What is the Lottery?


The lottery is a popular way for state governments to raise funds. It involves drawing numbers to determine the winner of a prize, such as cash or goods. The origins of lotteries date back centuries. Some early evidence of them are keno slips from the Chinese Han dynasty (205 BC–187 AD). They were used to finance government projects, including the Great Wall of China. In modern times, lotteries are a form of gambling and are regulated by law. They are also a common way to fund education and other public services.

In the United States, the lottery is a nationwide game in which participants compete for a jackpot. The prize amount varies depending on the number of tickets sold. The odds of winning the lottery are low, but there is always a chance that you will hit it big. There are many tips that you can use to increase your chances of winning the lottery. For example, you should play the numbers that are more often drawn, and you should avoid numbers that end with the same digit.

Lottery prizes can be anything from a modest gift to a grand prize. The total value of the prize is determined by subtracting the costs of the contest from the pool of revenue. This is how the lottery promoters make their profits. The remainder is then distributed among the winners.

When a new lottery is established, the debate about its merits often focuses on whether it is a good thing or not. Eventually, however, the discussion shifts to more specific features of its operations, such as its alleged regressive effect on lower-income people. These discussions are driven by the continuing evolution of the industry, which can have very different consequences in the various state markets.

While the general public may agree that lotteries are a legitimate way to raise money, some are skeptical about the way the games are run and the impact they have on society. They are concerned about the prevalence of compulsive gamblers and the regressive nature of lotteries. They also question the ability of the government to manage an activity from which it profits. In addition, they worry that the lottery creates false hopes and is a waste of public resources.

In spite of these concerns, state lotteries continue to be popular. They provide a large income stream for the state and do not require a significant investment of tax dollars by the participants. Lotteries are also a very attractive alternative to raising taxes in an anti-tax era. In addition, a major advantage of the lottery is that it is easy to administer.
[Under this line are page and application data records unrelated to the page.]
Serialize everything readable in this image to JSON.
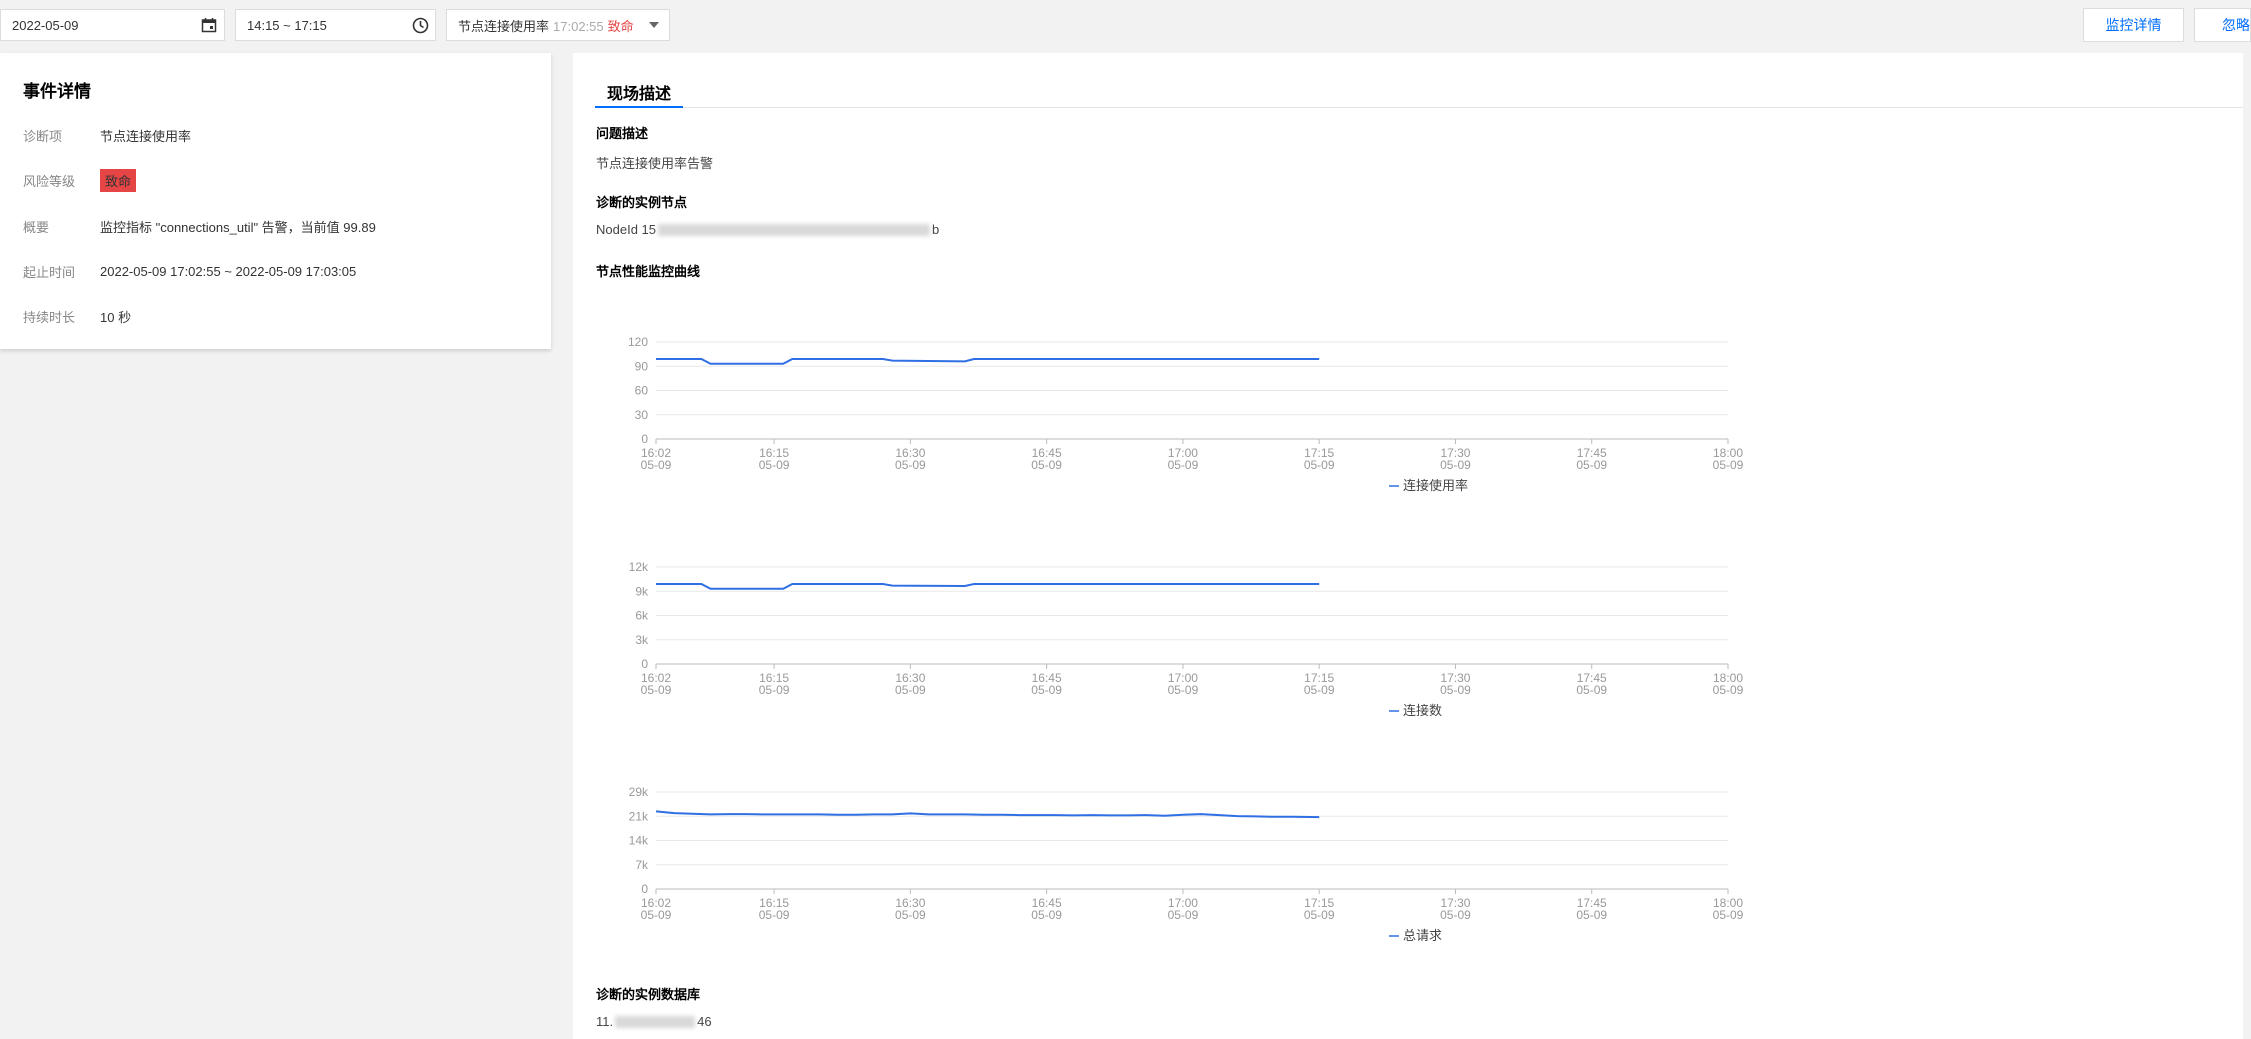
{
  "toolbar": {
    "date_value": "2022-05-09",
    "time_value": "14:15 ~ 17:15",
    "event_select": {
      "name": "节点连接使用率",
      "time": "17:02:55",
      "severity": "致命"
    },
    "monitor_button": "监控详情",
    "ignore_button": "忽略",
    "icons": [
      "calendar-icon",
      "clock-icon",
      "caret-down-icon"
    ],
    "colors": {
      "accent": "#006eff",
      "danger": "#e54545"
    }
  },
  "event_details": {
    "title": "事件详情",
    "rows": [
      {
        "label": "诊断项",
        "value": "节点连接使用率"
      },
      {
        "label": "风险等级",
        "value": "致命"
      },
      {
        "label": "概要",
        "value": "监控指标 \"connections_util\" 告警，当前值 99.89"
      },
      {
        "label": "起止时间",
        "value": "2022-05-09 17:02:55 ~ 2022-05-09 17:03:05"
      },
      {
        "label": "持续时长",
        "value": "10 秒"
      }
    ]
  },
  "scene": {
    "tab": "现场描述",
    "problem_title": "问题描述",
    "problem_text": "节点连接使用率告警",
    "node_title": "诊断的实例节点",
    "node_prefix": "NodeId 15",
    "node_suffix": "b",
    "curve_title": "节点性能监控曲线",
    "db_title": "诊断的实例数据库",
    "db_prefix": "11.",
    "db_suffix": "46"
  },
  "chart_data": [
    {
      "type": "line",
      "x_ticks": [
        [
          "16:02",
          "05-09"
        ],
        [
          "16:15",
          "05-09"
        ],
        [
          "16:30",
          "05-09"
        ],
        [
          "16:45",
          "05-09"
        ],
        [
          "17:00",
          "05-09"
        ],
        [
          "17:15",
          "05-09"
        ],
        [
          "17:30",
          "05-09"
        ],
        [
          "17:45",
          "05-09"
        ],
        [
          "18:00",
          "05-09"
        ]
      ],
      "x_minutes": [
        0,
        13,
        28,
        43,
        58,
        73,
        88,
        103,
        118
      ],
      "y_ticks": [
        "0",
        "30",
        "60",
        "90",
        "120"
      ],
      "ylim": [
        0,
        120
      ],
      "series": [
        {
          "name": "连接使用率",
          "color": "#2f6fe4",
          "x": [
            0,
            5,
            6,
            14,
            15,
            25,
            26,
            34,
            35,
            73
          ],
          "y": [
            99,
            99,
            93,
            93,
            99,
            99,
            97,
            96,
            99,
            99
          ]
        }
      ]
    },
    {
      "type": "line",
      "x_ticks": [
        [
          "16:02",
          "05-09"
        ],
        [
          "16:15",
          "05-09"
        ],
        [
          "16:30",
          "05-09"
        ],
        [
          "16:45",
          "05-09"
        ],
        [
          "17:00",
          "05-09"
        ],
        [
          "17:15",
          "05-09"
        ],
        [
          "17:30",
          "05-09"
        ],
        [
          "17:45",
          "05-09"
        ],
        [
          "18:00",
          "05-09"
        ]
      ],
      "x_minutes": [
        0,
        13,
        28,
        43,
        58,
        73,
        88,
        103,
        118
      ],
      "y_ticks": [
        "0",
        "3k",
        "6k",
        "9k",
        "12k"
      ],
      "ylim": [
        0,
        12000
      ],
      "series": [
        {
          "name": "连接数",
          "color": "#2f6fe4",
          "x": [
            0,
            5,
            6,
            14,
            15,
            25,
            26,
            34,
            35,
            73
          ],
          "y": [
            9900,
            9900,
            9300,
            9300,
            9900,
            9900,
            9700,
            9650,
            9900,
            9900
          ]
        }
      ]
    },
    {
      "type": "line",
      "x_ticks": [
        [
          "16:02",
          "05-09"
        ],
        [
          "16:15",
          "05-09"
        ],
        [
          "16:30",
          "05-09"
        ],
        [
          "16:45",
          "05-09"
        ],
        [
          "17:00",
          "05-09"
        ],
        [
          "17:15",
          "05-09"
        ],
        [
          "17:30",
          "05-09"
        ],
        [
          "17:45",
          "05-09"
        ],
        [
          "18:00",
          "05-09"
        ]
      ],
      "x_minutes": [
        0,
        13,
        28,
        43,
        58,
        73,
        88,
        103,
        118
      ],
      "y_ticks": [
        "0",
        "7k",
        "14k",
        "21k",
        "29k"
      ],
      "ylim": [
        0,
        29000
      ],
      "series": [
        {
          "name": "总请求",
          "color": "#2f6fe4",
          "x": [
            0,
            2,
            4,
            6,
            8,
            10,
            12,
            14,
            16,
            18,
            20,
            22,
            24,
            26,
            28,
            30,
            32,
            34,
            36,
            38,
            40,
            42,
            44,
            46,
            48,
            50,
            52,
            54,
            56,
            58,
            60,
            62,
            64,
            66,
            68,
            70,
            73
          ],
          "y": [
            23200,
            22700,
            22500,
            22300,
            22400,
            22400,
            22300,
            22300,
            22300,
            22300,
            22200,
            22200,
            22300,
            22300,
            22600,
            22300,
            22300,
            22300,
            22200,
            22200,
            22100,
            22100,
            22100,
            22000,
            22100,
            22000,
            22000,
            22100,
            21900,
            22200,
            22400,
            22100,
            21800,
            21700,
            21600,
            21600,
            21500
          ]
        }
      ]
    }
  ]
}
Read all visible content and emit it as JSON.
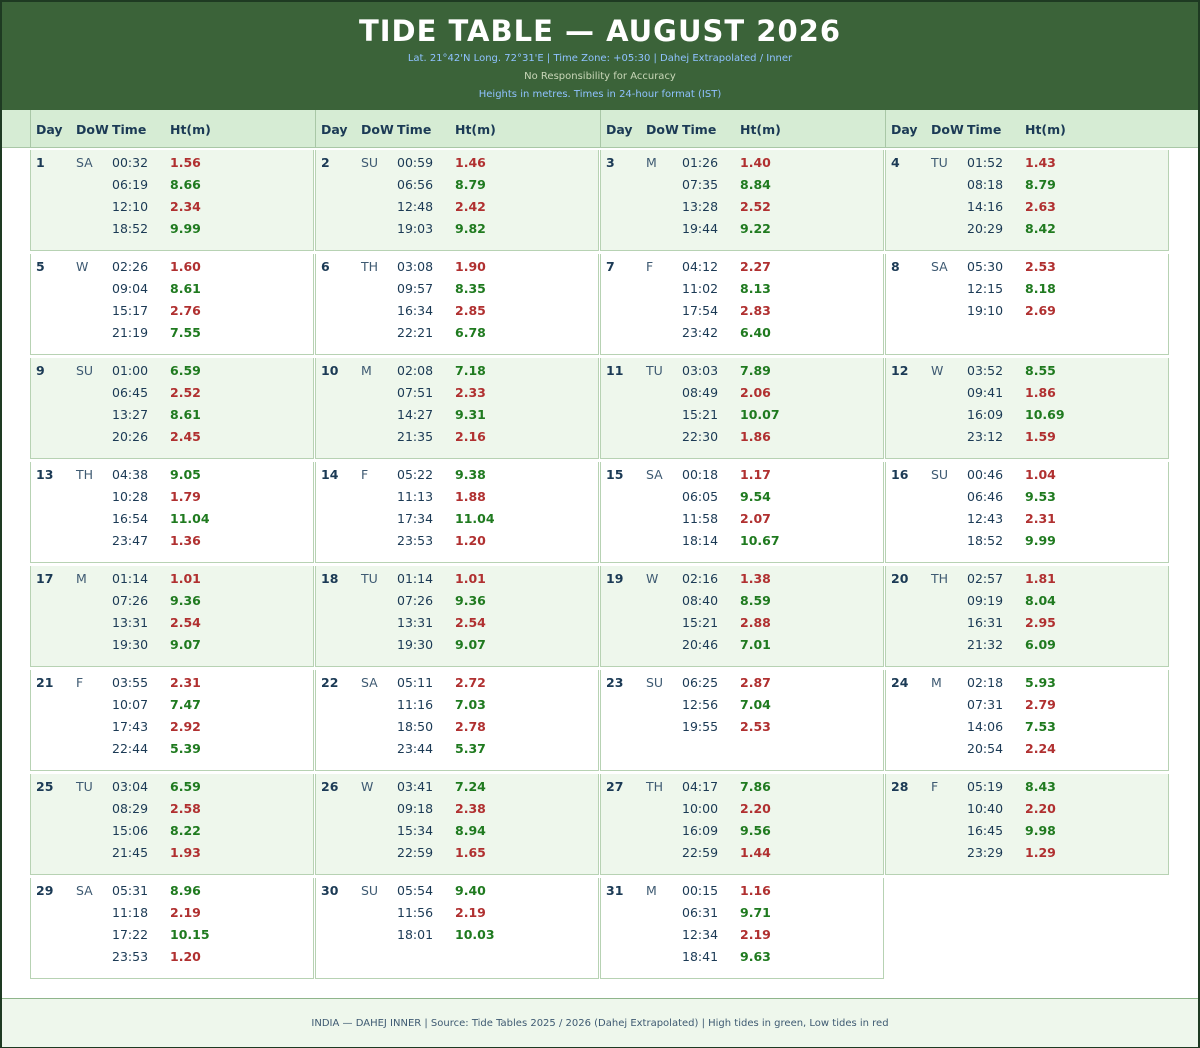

The history of the lottery shows that it is an ever-changing industry, influenced by economic and social trends. It is difficult to predict how the lottery will evolve in the future, but some factors seem likely to shape its future. For example, state-sponsored lotteries will probably expand in the future as more people become aware of their benefits and demand more choices. In the meantime, state officials must continually balance a variety of competing priorities.